Saturday, May 24, 2008
In the United States and in France (as Joyce can certainly testify!), 1968 is getting attention. I wonder if there was such a display in 1998, for the thirtieth anniversary, or in 1988, for the twentieth. I doubt it. Actually, I remember D-Day being the most discussed historical event of the 1990s, a fiftieth anniversary, and falling at a time when baby boomers started to lose their parents, the Greatest Generation.
I think that the combined presidential election year and the Iraq War make this anniversary, the fortieth, more resonant. Although we don't have to scratch very far below the surface to deflate these comparisons. The Democrats are all anti-war, unlike the pro-war Humphrey who divided the Democratic Party; McCain is hardly a Richard Nixon.
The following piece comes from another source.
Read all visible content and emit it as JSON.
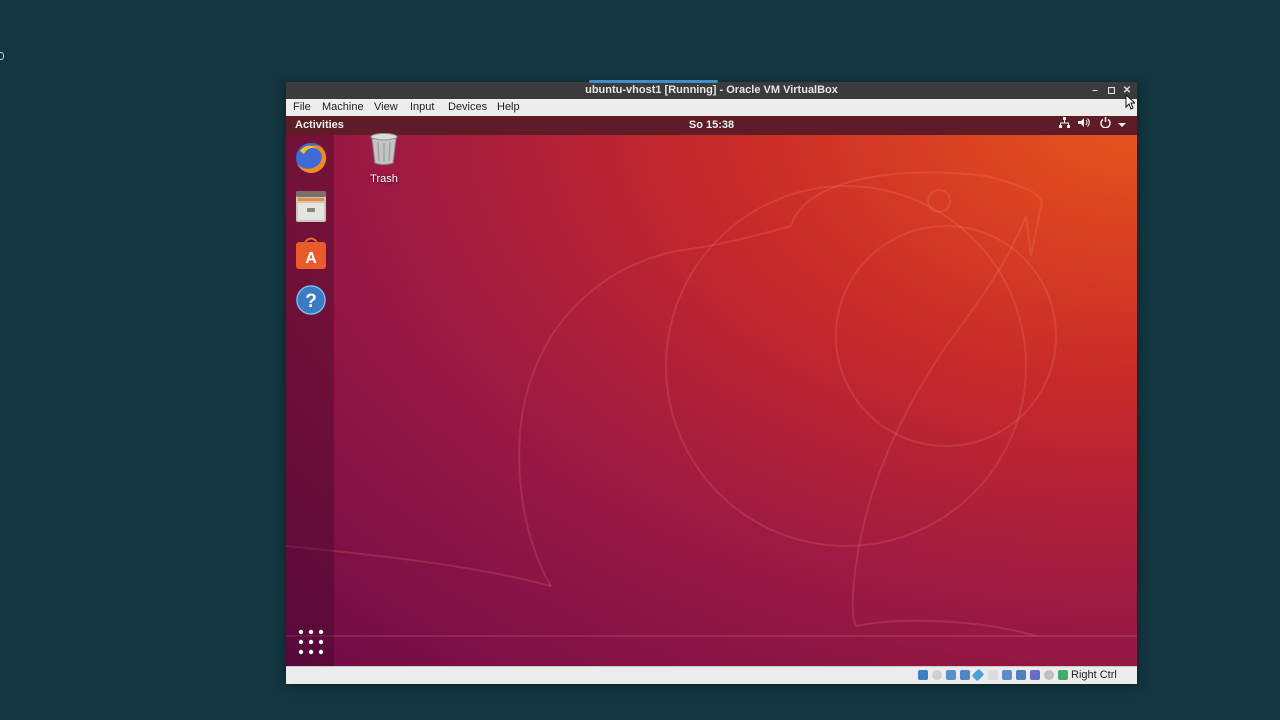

We have none of the urban riots of 1967-68, in fact we have just the opposite - gentrification.
I suspect, as has been suggested, that the fact that the media is largely dominated by baby boomers drives the discussion of 1968: see this French editorial in the Times.
Indeed, NPR has a whole website devoted to their stories on "The Echoes of 1968" (including Robert Siegel's interesting memories of being a student-reporter at Columbia). I like that they have a broader swath of history represented in their stories. Another NPR story covers a group that wants to "recreate '68" at this summer's Democratic Convention.
What do you think? Was 1968 truly transformational? Or more transformational than any other important election year? Does the current remembrance reflect boomer nostalgia or something else in the air?